## Task to complete
Your task is to find every line in the records that holds the string "JSON" and copy it.

(Source data)
"""

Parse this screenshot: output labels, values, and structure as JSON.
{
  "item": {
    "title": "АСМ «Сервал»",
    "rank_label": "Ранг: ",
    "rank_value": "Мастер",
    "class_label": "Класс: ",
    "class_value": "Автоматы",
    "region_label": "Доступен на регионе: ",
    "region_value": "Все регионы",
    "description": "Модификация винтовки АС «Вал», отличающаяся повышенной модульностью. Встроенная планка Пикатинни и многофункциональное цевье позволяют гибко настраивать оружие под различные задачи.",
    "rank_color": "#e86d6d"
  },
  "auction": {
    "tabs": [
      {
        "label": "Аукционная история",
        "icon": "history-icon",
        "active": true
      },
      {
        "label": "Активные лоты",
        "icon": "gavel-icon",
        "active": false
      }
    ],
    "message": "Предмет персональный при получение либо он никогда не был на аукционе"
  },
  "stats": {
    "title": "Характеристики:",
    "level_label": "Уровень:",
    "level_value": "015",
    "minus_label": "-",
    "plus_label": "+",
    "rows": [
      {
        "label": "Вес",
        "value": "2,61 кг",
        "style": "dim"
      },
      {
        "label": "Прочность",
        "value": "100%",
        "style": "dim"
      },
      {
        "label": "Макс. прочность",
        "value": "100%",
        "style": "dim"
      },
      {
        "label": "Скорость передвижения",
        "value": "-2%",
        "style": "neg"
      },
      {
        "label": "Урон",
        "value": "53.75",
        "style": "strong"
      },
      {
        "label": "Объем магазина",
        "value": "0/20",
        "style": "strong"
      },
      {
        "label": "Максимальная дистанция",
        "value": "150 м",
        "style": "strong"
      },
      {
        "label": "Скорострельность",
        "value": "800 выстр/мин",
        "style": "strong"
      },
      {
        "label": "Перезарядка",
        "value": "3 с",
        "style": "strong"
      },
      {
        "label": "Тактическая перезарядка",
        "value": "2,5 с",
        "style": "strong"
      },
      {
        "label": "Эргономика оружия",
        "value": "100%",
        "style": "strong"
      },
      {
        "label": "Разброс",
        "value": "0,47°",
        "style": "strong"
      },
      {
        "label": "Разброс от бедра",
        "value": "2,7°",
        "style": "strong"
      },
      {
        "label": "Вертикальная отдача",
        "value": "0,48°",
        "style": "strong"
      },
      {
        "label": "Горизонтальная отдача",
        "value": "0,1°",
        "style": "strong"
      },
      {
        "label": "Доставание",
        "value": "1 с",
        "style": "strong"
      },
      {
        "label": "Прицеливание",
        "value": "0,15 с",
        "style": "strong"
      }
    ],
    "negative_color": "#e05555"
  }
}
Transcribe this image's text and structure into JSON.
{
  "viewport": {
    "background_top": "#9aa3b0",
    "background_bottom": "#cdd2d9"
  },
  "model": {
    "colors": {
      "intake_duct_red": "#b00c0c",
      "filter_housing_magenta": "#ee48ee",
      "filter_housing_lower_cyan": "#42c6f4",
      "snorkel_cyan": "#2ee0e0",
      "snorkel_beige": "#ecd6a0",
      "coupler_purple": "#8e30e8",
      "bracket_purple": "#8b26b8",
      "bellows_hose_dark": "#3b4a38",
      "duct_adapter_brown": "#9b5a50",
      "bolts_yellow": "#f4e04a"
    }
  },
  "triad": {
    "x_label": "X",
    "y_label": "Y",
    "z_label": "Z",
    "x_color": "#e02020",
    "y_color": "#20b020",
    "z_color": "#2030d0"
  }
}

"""

## Solution below
Parse this screenshot: output labels, values, and structure as JSON.
Transcribe this image's text and structure into JSON.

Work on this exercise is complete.